**GIVEN ENTRIES**
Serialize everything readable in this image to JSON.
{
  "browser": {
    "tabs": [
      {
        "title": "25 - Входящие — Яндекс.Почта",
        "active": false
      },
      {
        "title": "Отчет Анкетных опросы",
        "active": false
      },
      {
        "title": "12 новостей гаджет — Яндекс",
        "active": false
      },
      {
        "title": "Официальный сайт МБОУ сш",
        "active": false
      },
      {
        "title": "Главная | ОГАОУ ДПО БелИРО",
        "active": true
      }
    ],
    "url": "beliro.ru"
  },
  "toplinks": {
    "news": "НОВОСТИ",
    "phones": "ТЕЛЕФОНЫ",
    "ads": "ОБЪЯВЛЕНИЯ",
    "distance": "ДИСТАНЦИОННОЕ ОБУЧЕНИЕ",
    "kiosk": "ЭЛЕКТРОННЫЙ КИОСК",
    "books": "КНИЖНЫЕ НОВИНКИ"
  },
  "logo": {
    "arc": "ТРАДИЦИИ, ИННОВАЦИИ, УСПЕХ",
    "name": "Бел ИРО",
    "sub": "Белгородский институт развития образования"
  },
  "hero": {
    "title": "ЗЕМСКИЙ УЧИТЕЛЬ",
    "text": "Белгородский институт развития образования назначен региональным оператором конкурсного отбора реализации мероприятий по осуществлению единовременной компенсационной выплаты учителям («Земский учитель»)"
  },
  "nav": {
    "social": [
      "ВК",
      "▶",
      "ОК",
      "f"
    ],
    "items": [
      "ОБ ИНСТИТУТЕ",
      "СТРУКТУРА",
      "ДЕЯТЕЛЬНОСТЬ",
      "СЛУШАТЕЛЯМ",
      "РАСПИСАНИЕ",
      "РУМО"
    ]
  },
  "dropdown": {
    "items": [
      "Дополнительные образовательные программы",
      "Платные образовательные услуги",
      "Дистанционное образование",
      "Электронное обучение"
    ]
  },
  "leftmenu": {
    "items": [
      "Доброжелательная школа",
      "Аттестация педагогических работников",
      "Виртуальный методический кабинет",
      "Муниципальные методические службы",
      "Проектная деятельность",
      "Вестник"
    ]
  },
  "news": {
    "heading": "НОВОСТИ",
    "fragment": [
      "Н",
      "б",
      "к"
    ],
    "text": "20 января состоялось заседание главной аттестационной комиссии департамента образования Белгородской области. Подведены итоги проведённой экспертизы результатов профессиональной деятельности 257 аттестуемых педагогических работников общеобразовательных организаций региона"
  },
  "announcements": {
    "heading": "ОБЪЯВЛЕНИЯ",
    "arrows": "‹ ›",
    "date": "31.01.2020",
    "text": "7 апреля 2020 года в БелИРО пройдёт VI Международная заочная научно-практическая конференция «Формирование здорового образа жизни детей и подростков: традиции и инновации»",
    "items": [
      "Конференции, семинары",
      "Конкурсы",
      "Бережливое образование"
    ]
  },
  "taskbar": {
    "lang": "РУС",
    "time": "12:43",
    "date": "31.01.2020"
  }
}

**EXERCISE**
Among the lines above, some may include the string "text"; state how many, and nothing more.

**RESPONSE BELOW**
3